Born and raised in Brooklyn. [CREDIT: ALLEN TIMOTHY CHANG, WIKIPEDIA]
Deep in the belly of Brooklyn (the last stop on the 2 train, to be exact) you’ll find New York City’s very own fish-farm. A warehouse-sized room in Brooklyn College houses several large fish tanks, roughly the size of suburban swimming pools, for studying aquaculture—the fancy word for fish-farming. As Martin Schreibman, the founding director of the Aquatic Research and Environmental Assessment Center, steps up to one of the larger tilapia tanks, the water churns with the thrashing of hungry fish. Schreibman buys tilapia as babies and raises them on fish food until they are big enough to sell. It’s the only indoor aquaculture operation in New York City, and Schreibman hopes it will become a model for investors. He’d like to see New York City become “the tilapia capital of the world.”
According to Schreibman’s vision, aquaculture could cure some of the ills of the city, from feeding the homeless to providing new jobs. He likes to think of urban aquaculture as a “blue revolution.” “It’s not my term,” he says, “but it’s a great term.”
Aquaculture has become a huge international industry, and it is growing more rapidly than any other food producing sector, according to the Food and Agriculture Organization of the United Nations. Farmed fish make up as much as 30 percent of all seafood consumed worldwide, according to a 2004 study co-authored by Schreibman.
New York could see considerable revenue from initiating its own “blue revolution.” But New York City hasn’t caught the fish fever yet. Schreibman has been asked to give lectures and advice about aquaculture all over the world, but “not one person [calls] from New York City,” he says.
Part of the reason is that New York City isn’t an easy place to raise fish the traditional way. The most common and inexpensive aquaculture system is a cage or pen set up in open water. Aside from worries about the water quality in New York harbors, this method is also problematic because of its impact on the environment. In an open water system, waves or river currents flush fish waste and uneaten food from the pens. When these nutrients are released into the environment, they act like super-fertilizer, disrupting natural cycles and creating algal blooms which deplete oxygen in the water and lead to the destruction of entire populations of local fish.
Schreibman uses a different, more environmentally friendly system. The recirculation aquaculture system, or RAS, is more self-contained than traditional aquaculture. “You could do this in your basement” says Schreibman. The fish remain in the tanks from the time they are delivered as babies to the time they reach market size. Their wastewater is recirculated through a series of filters, which screen out solid waste and use bacteria to remove excess nutrients.
Given the right preparation, Schriebman says that RASs could be even be used to breed the baby fish. “We crank up the light, we crank up the heat, play some Frank Sinatra, and these fish will mate like crazy.”

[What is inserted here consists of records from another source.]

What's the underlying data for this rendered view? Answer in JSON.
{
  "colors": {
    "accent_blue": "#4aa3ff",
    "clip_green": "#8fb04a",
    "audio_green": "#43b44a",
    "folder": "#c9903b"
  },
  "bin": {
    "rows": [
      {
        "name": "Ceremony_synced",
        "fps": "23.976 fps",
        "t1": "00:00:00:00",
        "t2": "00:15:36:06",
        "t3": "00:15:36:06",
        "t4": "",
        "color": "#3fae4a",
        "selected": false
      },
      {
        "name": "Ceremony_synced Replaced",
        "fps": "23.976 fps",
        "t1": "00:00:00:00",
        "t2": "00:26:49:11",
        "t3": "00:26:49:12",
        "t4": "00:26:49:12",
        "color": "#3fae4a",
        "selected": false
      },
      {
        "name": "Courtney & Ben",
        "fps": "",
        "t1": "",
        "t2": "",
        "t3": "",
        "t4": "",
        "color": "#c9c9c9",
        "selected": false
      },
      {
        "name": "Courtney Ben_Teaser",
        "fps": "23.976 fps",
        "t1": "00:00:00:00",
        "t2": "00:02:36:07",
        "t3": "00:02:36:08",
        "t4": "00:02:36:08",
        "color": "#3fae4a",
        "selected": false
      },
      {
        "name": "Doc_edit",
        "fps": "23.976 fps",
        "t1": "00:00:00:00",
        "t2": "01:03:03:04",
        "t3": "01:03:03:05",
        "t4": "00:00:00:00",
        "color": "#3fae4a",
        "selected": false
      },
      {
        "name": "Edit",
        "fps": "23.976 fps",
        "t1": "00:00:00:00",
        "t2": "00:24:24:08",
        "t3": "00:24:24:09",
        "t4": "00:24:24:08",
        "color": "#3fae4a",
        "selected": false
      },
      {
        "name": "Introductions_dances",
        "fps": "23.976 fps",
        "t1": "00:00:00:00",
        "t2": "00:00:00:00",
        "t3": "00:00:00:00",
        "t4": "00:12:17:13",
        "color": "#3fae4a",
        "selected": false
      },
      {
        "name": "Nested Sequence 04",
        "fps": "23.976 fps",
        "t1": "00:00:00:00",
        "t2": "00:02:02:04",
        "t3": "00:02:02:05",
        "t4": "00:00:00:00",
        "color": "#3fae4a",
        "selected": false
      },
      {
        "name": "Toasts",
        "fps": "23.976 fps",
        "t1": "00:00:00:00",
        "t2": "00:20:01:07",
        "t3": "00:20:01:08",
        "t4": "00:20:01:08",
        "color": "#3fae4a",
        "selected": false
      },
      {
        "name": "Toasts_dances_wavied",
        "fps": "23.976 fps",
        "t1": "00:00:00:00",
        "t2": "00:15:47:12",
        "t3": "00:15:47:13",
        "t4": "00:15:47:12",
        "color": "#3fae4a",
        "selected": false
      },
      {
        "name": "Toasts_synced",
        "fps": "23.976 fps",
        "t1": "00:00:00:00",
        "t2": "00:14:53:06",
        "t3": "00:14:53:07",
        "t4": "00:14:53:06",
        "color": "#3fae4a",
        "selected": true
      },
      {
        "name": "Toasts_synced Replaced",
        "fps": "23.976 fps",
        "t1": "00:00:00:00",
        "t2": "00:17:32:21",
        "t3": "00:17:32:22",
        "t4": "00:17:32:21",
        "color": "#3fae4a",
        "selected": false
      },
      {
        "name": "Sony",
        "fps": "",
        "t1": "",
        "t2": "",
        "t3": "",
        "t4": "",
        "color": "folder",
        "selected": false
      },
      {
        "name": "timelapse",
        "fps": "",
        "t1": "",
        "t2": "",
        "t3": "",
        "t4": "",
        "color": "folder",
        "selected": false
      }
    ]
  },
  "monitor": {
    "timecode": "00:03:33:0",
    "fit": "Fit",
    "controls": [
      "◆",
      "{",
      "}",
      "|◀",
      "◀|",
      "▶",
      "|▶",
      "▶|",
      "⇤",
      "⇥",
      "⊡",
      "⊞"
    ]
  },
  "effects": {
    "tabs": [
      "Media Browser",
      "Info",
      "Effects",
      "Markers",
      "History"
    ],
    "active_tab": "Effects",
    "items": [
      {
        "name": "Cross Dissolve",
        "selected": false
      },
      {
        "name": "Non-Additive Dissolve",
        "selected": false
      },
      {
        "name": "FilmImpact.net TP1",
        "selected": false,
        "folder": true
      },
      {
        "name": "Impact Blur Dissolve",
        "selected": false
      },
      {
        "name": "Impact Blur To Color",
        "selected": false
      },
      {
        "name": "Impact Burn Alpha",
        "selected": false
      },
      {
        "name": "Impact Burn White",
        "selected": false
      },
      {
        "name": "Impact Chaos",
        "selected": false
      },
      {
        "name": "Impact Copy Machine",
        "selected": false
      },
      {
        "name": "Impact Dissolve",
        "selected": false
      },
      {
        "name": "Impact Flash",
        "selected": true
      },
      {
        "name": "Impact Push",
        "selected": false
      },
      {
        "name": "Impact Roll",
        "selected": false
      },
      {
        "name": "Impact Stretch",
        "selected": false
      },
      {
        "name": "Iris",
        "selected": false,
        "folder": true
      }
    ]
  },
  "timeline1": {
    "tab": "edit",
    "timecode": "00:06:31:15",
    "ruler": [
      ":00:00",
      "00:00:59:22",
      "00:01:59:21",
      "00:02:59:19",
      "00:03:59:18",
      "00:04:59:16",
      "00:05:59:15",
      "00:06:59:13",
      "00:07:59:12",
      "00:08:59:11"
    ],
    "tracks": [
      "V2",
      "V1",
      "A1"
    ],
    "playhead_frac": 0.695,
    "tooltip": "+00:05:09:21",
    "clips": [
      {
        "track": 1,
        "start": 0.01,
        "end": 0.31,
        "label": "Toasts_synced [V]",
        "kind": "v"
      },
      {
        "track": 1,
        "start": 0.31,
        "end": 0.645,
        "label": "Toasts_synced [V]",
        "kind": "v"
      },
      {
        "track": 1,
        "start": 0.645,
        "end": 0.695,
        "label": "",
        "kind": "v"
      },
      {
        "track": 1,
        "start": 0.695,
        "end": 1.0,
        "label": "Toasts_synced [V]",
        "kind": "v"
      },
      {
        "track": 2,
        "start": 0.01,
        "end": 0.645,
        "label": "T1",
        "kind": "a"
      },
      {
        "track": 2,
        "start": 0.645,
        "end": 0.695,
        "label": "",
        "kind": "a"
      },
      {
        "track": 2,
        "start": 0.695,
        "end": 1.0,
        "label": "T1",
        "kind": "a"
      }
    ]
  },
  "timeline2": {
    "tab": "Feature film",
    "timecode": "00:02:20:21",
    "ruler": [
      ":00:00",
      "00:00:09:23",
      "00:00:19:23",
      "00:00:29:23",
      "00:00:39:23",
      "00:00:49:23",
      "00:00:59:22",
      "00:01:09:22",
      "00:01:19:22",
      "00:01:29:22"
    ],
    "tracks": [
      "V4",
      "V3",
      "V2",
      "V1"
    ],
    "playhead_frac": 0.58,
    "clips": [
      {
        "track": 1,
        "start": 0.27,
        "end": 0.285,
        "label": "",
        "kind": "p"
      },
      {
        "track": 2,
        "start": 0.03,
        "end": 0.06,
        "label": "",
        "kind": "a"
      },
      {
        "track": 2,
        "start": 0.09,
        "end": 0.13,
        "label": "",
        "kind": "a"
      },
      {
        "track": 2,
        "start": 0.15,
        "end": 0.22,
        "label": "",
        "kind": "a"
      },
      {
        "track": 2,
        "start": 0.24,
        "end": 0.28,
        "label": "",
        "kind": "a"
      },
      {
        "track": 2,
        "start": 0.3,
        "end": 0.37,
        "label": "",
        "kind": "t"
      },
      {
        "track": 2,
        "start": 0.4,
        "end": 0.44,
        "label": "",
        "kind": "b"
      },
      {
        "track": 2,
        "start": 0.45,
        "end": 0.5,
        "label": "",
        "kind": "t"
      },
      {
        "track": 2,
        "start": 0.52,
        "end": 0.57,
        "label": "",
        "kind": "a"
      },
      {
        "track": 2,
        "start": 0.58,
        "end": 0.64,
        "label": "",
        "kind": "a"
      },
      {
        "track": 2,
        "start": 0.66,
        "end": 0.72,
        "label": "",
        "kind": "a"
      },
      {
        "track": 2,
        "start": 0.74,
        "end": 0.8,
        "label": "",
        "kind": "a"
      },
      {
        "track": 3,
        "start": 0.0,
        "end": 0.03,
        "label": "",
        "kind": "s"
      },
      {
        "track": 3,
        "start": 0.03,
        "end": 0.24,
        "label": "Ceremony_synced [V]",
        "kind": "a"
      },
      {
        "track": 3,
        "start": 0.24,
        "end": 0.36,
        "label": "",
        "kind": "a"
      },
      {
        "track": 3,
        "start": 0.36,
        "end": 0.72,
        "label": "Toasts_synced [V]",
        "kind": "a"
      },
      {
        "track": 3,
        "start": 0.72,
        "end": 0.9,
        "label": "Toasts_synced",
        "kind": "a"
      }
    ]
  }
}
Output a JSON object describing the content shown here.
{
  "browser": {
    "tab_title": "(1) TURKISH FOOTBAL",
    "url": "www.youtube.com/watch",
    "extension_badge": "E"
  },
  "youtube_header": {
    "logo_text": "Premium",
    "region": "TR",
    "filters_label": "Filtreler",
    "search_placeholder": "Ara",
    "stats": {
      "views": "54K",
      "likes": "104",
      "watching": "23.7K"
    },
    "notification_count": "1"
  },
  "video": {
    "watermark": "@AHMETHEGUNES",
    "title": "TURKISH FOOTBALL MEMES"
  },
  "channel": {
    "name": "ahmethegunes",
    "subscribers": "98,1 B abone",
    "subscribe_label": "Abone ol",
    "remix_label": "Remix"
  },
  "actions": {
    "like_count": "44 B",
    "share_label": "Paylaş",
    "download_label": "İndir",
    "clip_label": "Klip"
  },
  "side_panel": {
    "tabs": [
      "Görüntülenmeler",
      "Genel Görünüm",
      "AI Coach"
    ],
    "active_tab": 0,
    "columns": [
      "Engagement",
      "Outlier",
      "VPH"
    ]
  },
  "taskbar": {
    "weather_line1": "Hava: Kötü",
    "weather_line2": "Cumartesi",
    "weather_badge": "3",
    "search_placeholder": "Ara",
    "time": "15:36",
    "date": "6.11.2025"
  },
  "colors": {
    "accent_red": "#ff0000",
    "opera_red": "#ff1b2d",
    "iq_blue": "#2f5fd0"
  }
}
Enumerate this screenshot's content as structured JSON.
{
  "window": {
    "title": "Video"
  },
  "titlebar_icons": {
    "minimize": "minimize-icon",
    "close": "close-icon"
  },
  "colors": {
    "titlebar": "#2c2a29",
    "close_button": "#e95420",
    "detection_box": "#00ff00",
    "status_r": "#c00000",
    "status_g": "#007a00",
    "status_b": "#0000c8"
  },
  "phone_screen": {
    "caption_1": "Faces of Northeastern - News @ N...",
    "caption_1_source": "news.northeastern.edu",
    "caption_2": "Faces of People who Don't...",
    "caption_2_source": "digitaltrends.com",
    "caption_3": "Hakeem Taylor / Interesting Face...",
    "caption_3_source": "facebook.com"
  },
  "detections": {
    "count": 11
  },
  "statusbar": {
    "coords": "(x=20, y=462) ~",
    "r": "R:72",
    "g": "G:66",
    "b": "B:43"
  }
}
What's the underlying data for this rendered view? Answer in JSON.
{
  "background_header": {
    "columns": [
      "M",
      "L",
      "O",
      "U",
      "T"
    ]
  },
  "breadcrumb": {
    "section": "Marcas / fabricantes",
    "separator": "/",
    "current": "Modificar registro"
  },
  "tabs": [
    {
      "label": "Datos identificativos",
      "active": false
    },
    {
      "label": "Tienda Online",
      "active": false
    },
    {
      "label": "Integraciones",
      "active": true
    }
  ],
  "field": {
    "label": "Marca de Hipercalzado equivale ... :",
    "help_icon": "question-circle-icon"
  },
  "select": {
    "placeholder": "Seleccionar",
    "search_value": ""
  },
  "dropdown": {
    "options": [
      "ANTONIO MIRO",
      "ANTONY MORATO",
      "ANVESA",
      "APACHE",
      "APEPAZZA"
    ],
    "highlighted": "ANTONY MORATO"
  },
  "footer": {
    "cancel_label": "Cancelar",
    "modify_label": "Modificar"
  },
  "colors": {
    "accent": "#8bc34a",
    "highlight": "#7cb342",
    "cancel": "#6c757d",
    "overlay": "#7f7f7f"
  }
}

But even though RASs are smaller than traditional cages or pens, making them a better fit in the city, the systems are costly to operate. The electricity bills alone are enough to break the bank. David Harvey, an economist with the USDA who prepares a yearly Aquaculture Outlook, says it would be difficult to make these systems work in a city because of the high cost of urban rent and electricity. According to Harvey, fish would have to be sold at premium prices in order for RASs like Schreibman’s to be economically feasible. That would mean selling to high-end restaurants rather than feeding the homeless.
Of course, New York City is the right place to be if you want to sell fresh fish to fancy restaurants. And fish from New York could be shipped up to 10 hours outside of the city, thereby including Connecticut, Boston, and Philadelphia as potential markets, writes Schreibman in a report on urban Aquaculture. While that alone may be enough to make it worthwhile, a large-scale, low-impact aquaculture system could be successful in the city for another reason: the lucrative organic food market.
Currently there are no organic standards for fish. But Joe Smillie, Senior Vice President of the organic certification organization Quality Assurance International, says that could soon change. He is part of the aquaculture working group that is preparing organic fish farming recommendations for USDA review. If everything goes swimmingly, the USDA could have the guidelines approved within a year or two, says Smillie.
The major roadblock to organic status for fish is their feed. Aquaculture fish feed would also have to be certified organic, which is a challenge logistically and environmentally. Not only would the soybean or corn meal in commercial fish food have to be organically grown, but the wild fish that are caught and incorporated into the feed would also need to be certified organic. And the process could potentially harm the environment: It can take as much as three to five pounds of wild fish to feed every pound of aquaculture raised fish, which depletes wild fish stocks. USDA standards would have to address these issues before any farmed fish could be labeled organic.
“I think we can connect the lines between the promises of sustainable aquaculture … and urban aquaculture,” says Schreibman. Based on the aquaculture working group’s preliminary recommendations, RASs like Shreibman’s are a good candidate for organic approval because of their low-environmental impact. But fish farmers will still have to devise a way to feed their fish with nutritional food that’s also environmentally friendly. If RASs are able to meet future organic guidelines, fish farming in New York City could become more attractive to investors, bringing Schreibman’s dream of a blue revolution that much closer to reality.